Quebec Ministry of Natural Resources: Interview with the Honourable Franois Gendron,Minister of Natural Resources, Qubec
CMJ: You are from Abitibi-Tmiscamingue, and grew up near La Sarre.
Gendron: My family lives in La Sarre. La Sarre is not really a mining town, but it’s near Val-d’Or, Rouyn-Noranda, Matagami.
I’ve always been interested in tangible, measurable resources, so I’ve been dealing with mining people for the last 35 years, and I am very much aware of what our mining industry is and what it represents.
CMJ: How significant is the mining industry in Qubec?
Gendron: It’s a very important industry in Qubec. The value of metal and mineral shipments, including aluminum, reached $17 billion for 2000, ranking Qubec eighth in the world. Mining and metallurgy in Qubec represents 54,000 jobs, and 1% of Qubec’s GDP.
CMJ: How much of Canada’s mining industry is in Qubec?
Gendron: If we look at mining only, we are second in Canada. We’re Number One in the country for exploration. The value of exploration investments in Qubec last year amounted to $112 million.
CMJ: Over the years, the Qubec government has made it easy for companies to explore and open new mines. Has this affected the level of exploration and mining in the province?
Gendron: Over the last few years, exploration spending has dropped in Qubec, as in Canada, as everywhere else in the world. Over the last five-year period, however, if you look at the value of exploration expenses in Qubec, it has dropped, but at a slower rate than in the rest of the world.
Given that exploration spending was going down, even though not as dramatically as elsewhere in the world, the government more or less decided to help junior exploration companies with financial assistance. Over the last few years, this financial support has helped to reopen mines, for example the Beaufort, Sigma-Lamaque and Joe Mann gold mines. It also made it possible to accelerate feasibility studies on certain projects. And for certain mines like Francoeur or Copper Rand that were shut down, financial support was provided to develop new parts of the mines, find new ore and resume mining operations.
Even though exploration investments are declining, our geoscience databases, which are very extensive, and our new mode of claim acquisition through map-staking are two factors that also helped, besides the financial assistance, to maintain or slow down the drop in exploration spending in Qubec.
CMJ: Are you increasing your attempts to attract exploration investment to the province?
Gendron: Exactly. The Mines Branch has developed a marketing plan to help promote our vast territory and its mineral potential to investors. The Fraser Report [Fifth Annual Survey of Mining Companies from the Fraser Institute] last year put us in first place tied with Ontario. This is a good example of what we’ve been doing over the last few years; thus it has ensured that Qubec is recognized as a good place to explore.
Over the next few years, we intend to continue to promote very aggressively our potential, our vast territory and all the other measures we have at our disposal, to say that “We’re open for business in mining”. That’s what we’re aiming for.
CMJ: What is the Qubec government doing to make sure that aboriginal people and other remote residents benefit more from nearby exploration and mining activity?
Gendron: The new agreement that the Qubec government has signed [“Agreement Concerning Mineral Resources Development in the James Bay Region“, signed in March 2002] has two objectives.
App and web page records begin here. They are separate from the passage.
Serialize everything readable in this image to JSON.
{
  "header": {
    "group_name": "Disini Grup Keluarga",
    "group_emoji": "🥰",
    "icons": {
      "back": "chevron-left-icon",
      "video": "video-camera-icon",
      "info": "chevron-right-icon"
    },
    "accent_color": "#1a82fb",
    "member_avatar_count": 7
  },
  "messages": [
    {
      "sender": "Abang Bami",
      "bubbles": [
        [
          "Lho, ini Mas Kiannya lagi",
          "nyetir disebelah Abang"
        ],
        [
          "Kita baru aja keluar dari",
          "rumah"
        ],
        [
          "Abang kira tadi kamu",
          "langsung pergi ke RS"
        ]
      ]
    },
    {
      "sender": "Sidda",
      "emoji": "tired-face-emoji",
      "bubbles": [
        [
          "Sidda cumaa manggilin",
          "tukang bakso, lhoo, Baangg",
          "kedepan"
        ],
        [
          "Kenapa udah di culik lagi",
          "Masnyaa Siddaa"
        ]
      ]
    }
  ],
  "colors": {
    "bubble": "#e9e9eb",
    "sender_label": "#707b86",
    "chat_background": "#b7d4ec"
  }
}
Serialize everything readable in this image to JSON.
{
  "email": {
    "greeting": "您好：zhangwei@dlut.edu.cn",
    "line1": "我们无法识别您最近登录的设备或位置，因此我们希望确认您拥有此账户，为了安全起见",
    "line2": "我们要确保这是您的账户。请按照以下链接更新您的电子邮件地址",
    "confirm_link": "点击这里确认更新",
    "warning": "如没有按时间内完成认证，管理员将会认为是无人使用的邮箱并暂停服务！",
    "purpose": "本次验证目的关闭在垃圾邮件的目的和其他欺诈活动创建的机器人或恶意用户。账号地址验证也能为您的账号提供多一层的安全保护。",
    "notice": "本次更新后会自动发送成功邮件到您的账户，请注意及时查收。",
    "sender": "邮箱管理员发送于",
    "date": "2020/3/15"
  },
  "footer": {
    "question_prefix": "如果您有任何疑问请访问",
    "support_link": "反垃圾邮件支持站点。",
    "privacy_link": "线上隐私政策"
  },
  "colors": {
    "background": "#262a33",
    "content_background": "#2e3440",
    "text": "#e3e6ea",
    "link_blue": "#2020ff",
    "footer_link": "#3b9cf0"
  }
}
The first is a direct measure, to create a Cree Council for Mineral Exploration to help them directly. And the second objective is to make sure that a portion of the money derived from the extraction of mineral resources from their territory goes back to them. This is true for any native community, be it Cree or Inuit or others.
What we were looking for in these different agreements was to include the native people in the whole process of mineral exploration and development, and promote the mineral potential of these territories. So it becomes inclusive, to help them understand that promoting the mineral potential of their territories will give value to their territories and bring more money to their communities. Mineral development will become economic development for them.